After I finished the block, I did a deep stash dive and pulled out a UFO that has been lingering there for years. I started these mittens at least four years ago, but kept getting discouraged on the cuffs and their time-consuming pattern. I vowed at New Years that I would finally finish them. I may not be skinny or able to run a 5k yet, but dang it, this UFO is finally a FO! How’s that for a resolution win?
Pattern: Grove (available for purchase on Ravelry).
Yarn: Berroco Comfort in Filbert Colorway
Needles: US 6 DPNs
Notes and Mods: The pattern has been updated since I purchased it, which is good because my copy had a couple of errors. This pattern is almost 100 percent charted, so if you can’t do charts, it might not be for you. Additionally, something about my copy made it impossible for my Knit Companion software to magic mark the charts, which slowed down my progress. Rather than removing the needles to turn these inside out for the three-needle bind-off, I just grafted the tops closed. As for sizing, my hands are on the smaller side, and these fit me perfectly. I noticed on Ravelry that others had to make modifications for sizing, and some changed the YO increases because they did not like the spaces they created. Overall, I love the stitch pattern, but if I make them again, I may modify the tops to be more rounded and even.
I ordered the kit for the Voyager Mystery Knit-a-Long last year, and it subsequently languished in my stash. After feeling guilty, I used the Ravellenics as an excuse to finally tackle it, and though I did not make my deadline, I’m glad this yarn kit did not get swallowed up into my stash black hole.
Pattern: Voyager MKAL (inspired by Season 3 of Outlander). Available for purchase on Ravelry.
Yarn: Lorna’s Laces Shepherd Sock and String Quintet in the exclusive Voyager colorway kit.

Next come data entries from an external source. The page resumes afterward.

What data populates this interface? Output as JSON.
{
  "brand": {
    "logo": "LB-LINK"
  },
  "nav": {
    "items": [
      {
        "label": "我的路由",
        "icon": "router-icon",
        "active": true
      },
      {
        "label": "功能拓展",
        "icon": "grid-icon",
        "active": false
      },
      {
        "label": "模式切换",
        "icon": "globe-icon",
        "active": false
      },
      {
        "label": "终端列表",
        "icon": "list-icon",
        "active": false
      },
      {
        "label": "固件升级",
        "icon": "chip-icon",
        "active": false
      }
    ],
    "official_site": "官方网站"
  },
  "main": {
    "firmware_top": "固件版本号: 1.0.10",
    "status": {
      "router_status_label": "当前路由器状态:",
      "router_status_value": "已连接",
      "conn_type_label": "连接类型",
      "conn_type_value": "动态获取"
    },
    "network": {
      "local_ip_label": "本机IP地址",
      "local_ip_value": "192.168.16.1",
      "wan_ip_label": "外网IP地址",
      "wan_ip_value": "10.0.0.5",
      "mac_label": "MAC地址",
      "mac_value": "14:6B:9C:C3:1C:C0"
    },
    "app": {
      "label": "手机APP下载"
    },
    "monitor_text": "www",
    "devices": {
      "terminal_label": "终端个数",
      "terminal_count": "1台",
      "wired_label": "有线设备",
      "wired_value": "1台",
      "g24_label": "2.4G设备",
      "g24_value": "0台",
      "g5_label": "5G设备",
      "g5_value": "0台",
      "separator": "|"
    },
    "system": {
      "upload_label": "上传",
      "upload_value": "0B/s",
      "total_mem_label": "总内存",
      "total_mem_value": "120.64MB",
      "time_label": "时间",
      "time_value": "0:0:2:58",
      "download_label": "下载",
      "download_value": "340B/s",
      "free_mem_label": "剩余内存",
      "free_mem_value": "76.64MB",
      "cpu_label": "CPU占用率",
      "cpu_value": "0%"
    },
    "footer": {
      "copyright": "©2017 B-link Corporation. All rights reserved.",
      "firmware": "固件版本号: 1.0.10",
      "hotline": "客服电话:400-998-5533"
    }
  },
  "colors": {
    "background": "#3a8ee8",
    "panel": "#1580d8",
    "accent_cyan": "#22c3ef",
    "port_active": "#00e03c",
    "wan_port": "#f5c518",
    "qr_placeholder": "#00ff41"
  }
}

I’m not sure if the kits is still available, or of Lorna’s Laces can hook you up with the colors.
Needles: US 4
Notes and Mods: No mods on this one, though I’m on the fence about a-symmetrical shawls, but that’s just personal preference. The slipped stitch techniques made for an interesting fabric, and the lace offered a nice break. But dang if weaving in the ends didn’t take foooor-evvvvv-errrr. Good project, but I’m ready to take a break from fingering weight shawls for a while.
**Knitting readers, just as an FYI, I updated this post about Yarnbox versus Knitcrate. While I may give Knitcrate another try after having to break up with Yarnbox, I’m interested to hear any recommendations on other yarn subscriptions, so drop a comment if you have one**
I finished up a couple of knits, just in time to cast on my project for the Ravellenics, which is plodding along:
Pattern: Copycat C.C. Beanie (pattern available for free on Ravelry)
Yarn: Berroco Vintage in Paprika colorway
Needles: US 8
Notes/Mods: Knitted as written, and it was my first time doing a provisional cast on. Pattern is super-easy. Many people add a faux fur pompom on top, but I decided to pass on that.
Pattern: The PussyHat Project (Also free on Ravelry)
Yarn: Brown Sheep Natures Spun Worsted in Cherry Delight Colorway
Needles: US 7 and 8
Notes and Mods: I had no desire to seam a hat, so I stalked other projects on Ravelry and adapted the pattern to knit in the round with a three-needle bind off. I made the brim too long, but doubled over, it fits Bean perfectly. If I make another for myself, I’ll shorten the brim a little to ensure the hat fits as intended.